Michigan apple growers will vote between March 4 and 15 on whether to renew their assessments in support of the research, education, and market development efforts of the Michigan Apple Committee.
Current assessment rates have been in effect since 2003. Under rules of the state market order, a referendum must be held every five years. The program began in 1939.
Under the program, Michigan apples can be assessed at a rate of 52 cents a hundredweight for fresh apples, 28 cents for apples sold for processing, and 12 cents for apples sold for juice. Since 2005, however, the actual assessment rate has been 1 cent less in each category.
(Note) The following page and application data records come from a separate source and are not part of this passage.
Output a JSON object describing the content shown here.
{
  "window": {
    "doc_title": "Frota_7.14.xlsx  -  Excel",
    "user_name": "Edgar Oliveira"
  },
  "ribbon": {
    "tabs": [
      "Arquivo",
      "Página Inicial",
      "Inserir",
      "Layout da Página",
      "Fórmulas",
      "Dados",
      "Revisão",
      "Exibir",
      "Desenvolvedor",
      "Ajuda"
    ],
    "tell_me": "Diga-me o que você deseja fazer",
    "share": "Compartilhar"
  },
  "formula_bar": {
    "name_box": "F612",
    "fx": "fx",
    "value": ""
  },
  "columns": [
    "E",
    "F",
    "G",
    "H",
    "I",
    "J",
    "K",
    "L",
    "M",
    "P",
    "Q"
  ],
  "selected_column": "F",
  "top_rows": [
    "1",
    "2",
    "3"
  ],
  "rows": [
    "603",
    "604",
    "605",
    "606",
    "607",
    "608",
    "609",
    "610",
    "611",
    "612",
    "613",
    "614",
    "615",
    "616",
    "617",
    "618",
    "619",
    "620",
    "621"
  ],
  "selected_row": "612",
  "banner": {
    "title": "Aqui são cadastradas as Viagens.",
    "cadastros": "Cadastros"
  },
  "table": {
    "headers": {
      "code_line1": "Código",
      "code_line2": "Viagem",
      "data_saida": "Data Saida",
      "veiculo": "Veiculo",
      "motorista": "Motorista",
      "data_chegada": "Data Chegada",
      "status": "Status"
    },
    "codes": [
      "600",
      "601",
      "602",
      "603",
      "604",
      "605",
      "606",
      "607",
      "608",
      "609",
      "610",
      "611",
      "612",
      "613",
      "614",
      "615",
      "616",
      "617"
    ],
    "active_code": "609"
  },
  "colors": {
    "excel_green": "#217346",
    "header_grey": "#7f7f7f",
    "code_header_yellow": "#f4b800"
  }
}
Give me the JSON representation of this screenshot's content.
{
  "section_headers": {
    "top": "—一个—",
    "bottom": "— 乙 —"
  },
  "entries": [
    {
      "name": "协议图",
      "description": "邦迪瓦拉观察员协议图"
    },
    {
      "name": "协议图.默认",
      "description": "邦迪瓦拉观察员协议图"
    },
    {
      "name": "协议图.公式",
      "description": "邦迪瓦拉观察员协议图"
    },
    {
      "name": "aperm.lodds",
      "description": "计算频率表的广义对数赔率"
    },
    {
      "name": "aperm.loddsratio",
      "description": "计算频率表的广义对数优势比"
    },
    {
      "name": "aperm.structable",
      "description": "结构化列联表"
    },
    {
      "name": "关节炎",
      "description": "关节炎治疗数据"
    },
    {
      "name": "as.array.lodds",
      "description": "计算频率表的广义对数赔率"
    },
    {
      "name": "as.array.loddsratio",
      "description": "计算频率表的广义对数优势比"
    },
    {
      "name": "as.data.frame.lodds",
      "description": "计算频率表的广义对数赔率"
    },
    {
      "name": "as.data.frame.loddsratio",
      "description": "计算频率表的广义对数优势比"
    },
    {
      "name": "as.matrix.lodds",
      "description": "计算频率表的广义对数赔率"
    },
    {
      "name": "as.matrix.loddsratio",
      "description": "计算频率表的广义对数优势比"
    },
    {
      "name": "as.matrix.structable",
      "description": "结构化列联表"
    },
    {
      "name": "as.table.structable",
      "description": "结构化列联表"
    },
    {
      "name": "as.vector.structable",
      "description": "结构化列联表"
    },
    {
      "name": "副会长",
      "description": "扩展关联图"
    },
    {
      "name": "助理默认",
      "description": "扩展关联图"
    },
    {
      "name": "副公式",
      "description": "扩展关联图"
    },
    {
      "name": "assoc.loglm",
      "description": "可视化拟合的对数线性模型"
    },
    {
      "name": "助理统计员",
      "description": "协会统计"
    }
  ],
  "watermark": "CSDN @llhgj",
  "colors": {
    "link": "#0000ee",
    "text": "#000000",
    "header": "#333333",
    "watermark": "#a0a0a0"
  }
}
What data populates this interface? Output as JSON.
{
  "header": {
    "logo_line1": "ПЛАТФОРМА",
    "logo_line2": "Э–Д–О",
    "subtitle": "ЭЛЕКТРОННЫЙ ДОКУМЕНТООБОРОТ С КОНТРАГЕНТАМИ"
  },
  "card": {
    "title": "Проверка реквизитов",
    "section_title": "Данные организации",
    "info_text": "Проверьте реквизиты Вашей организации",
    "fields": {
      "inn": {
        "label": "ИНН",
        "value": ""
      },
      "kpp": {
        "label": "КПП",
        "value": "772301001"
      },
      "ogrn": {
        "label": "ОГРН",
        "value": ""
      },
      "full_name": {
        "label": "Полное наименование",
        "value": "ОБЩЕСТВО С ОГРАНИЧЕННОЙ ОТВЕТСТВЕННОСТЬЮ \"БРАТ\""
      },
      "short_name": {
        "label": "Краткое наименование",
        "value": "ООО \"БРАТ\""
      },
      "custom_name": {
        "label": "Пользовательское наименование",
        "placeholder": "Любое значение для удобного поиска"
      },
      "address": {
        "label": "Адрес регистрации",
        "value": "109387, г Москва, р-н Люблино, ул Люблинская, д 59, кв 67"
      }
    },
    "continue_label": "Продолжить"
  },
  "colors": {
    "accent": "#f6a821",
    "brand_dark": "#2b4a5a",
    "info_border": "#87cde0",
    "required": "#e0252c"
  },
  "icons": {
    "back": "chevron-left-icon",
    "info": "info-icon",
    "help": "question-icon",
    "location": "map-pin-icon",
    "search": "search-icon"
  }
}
The money is allocated such that 4 cents in each category goes to research and 2 cents goes to the U.S. Apple Association. The remainder is used to fund dozens of Michigan Apple Committee programs—to work with retailers to boost sales, attend consumer food shows, create marketing tools for farm marketers, increase Michigan apple use by public schools and universities, target major markets in Detroit and Chicago, educate lawmakers and decision makers, pursue further funding for additional research projects, and many more.
The mission is to enhance the reputation of Michigan apples, improve their share of sales in target markets, and aid in the profitability of the Michigan apple industry, said Diane Smith, executive director.